A novel about a Holocaust survivor’s daughter living in the present, not the past
I have been waiting for a novel like „Days of Awe“ by Lauren Fox for a long time. Finally, an author dares to portray the daughter of a Holocaust survivor as a person whose life is multi-faceted, and only one of these facets is the trauma experienced by her family. In fact, Izzy, the second generation narrator, at 43 struggles to keep her worn-out life as wife, mother and confidante from falling apart much the same way as other women might do, that is, with a healthy mixture of longing to be truly seen, a pinch of dark humor and some self-loathing.
Three generations of women
Yet, “Days of Awe” is not just about Izzy. Rather, as Izzy manages to barely stay afloat after the tragic death of her spunky best friend and the disintegration of her marriage, she also introduces us to two other unique women. There is delicate Helene, the child survivor, with her endearing love for her family and her life mantra “The worst has already happened to us!” Hannah, on the other hand, is Izzy’s pre-teenage daughter and the best that has ever happened to them. Fortunately, Hannah finds a way to navigate clear of the burden this entails. Hannah stays true to herself, one moment learning to crochet from Helene to make Izzy a hat, only to despise her mother for “never getting it right” a few hours later.
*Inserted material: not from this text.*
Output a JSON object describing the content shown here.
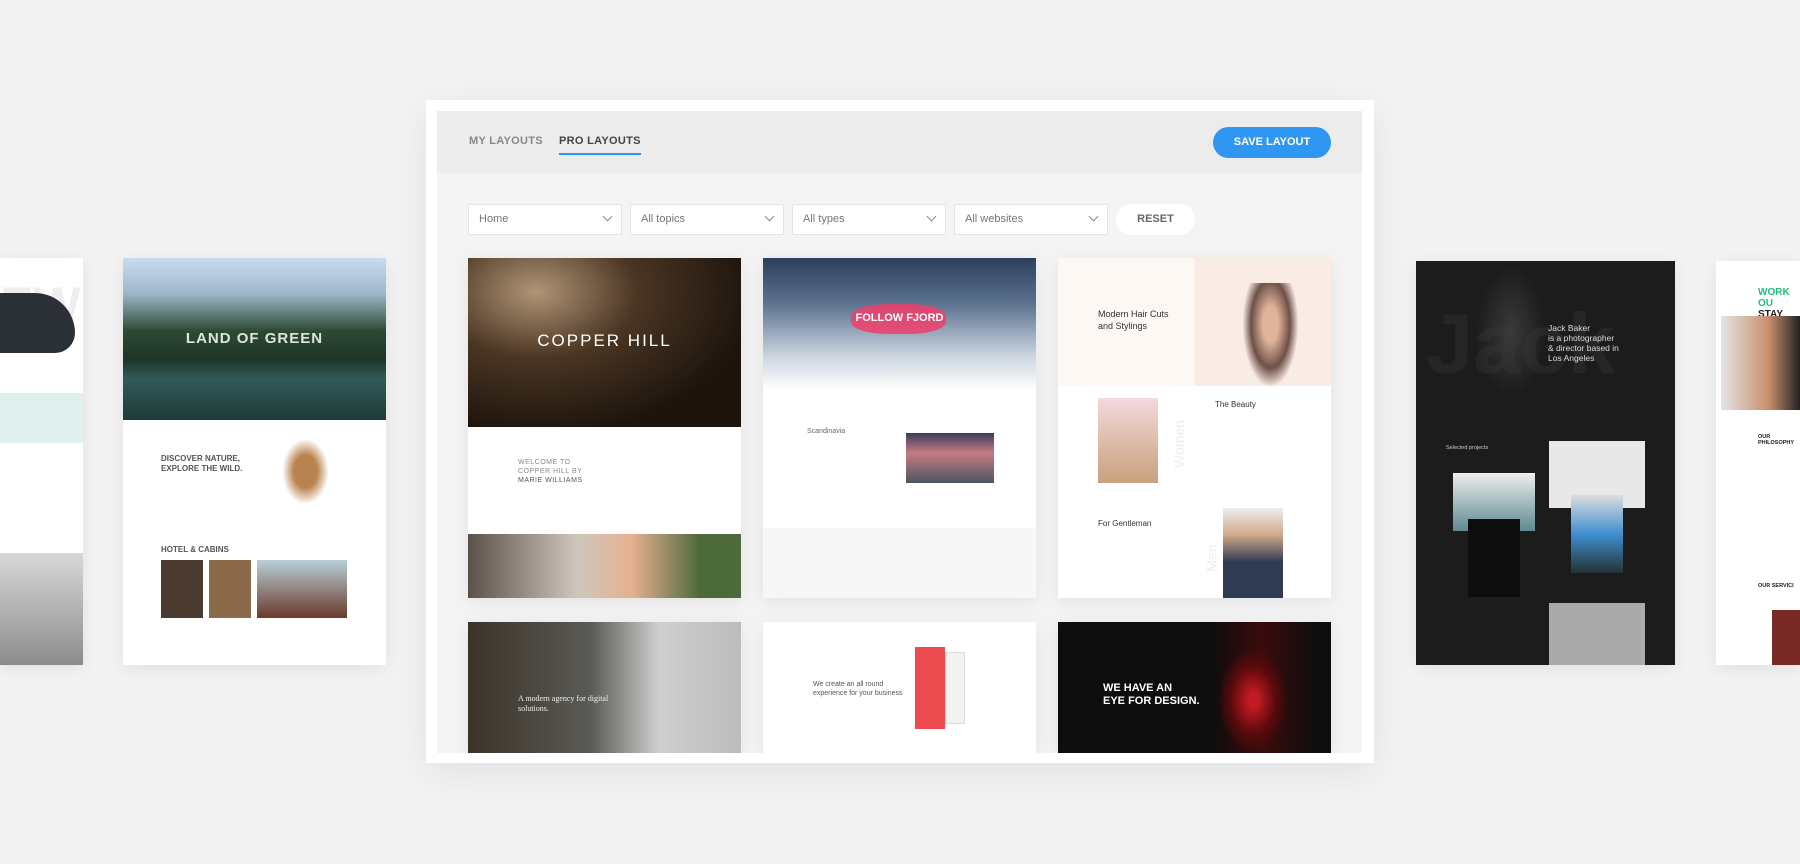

Never giving up
Eventually, Izzy who had once been driven by the wish “to add another X in the happiness column of [Helene’s] complicated life” starts to accept that life can be good, even when it is not filled with happiness all the time, that nobody is ever who they seem to be and that some people deserve a second chance, most importantly Izzy herself.
Is „Days of Awe“ the right novel for you?
If you found Ruth Rothwax and her father Edek in Lilly Brett’s “You Gotta have Balls”, intriguing, but could never really fall in love with them because life in New York, working as a writer and a father who acts rather unrealistically are just not things you can relate to, then “Days of Awe” is for you. Izzy, the elementary teacher from Milwaukee, could be your next door neighbor, or even you, with dry humor and a bit of Helen Fielding’s Bridget Jones in “Mad About the Boy” mixed in.
N.B.: Don’t forget to clear your calendar once you have gotten yourself a copy of “Days of Awe”. You will have a hard time leaving it unfinished on your bedside table.
Interested in Lauren Fox and her other writing?
After I had finished „Days of Awe“ I wanted to know more about how the book came about. Here you can read Lauren Fox’s answers.
In „Every Breath Amazing“ Lauren Fox describes her feelings upon discovering the Stumbling Stones that had been laid for her murdered relatives in Germany.
Lauren Fox explains how she realized that by „marrying out“ of the Jewish faith she was not betraying her family who had experienced persecution for religious reasons in „When a Relationship Carries the Weight of History“.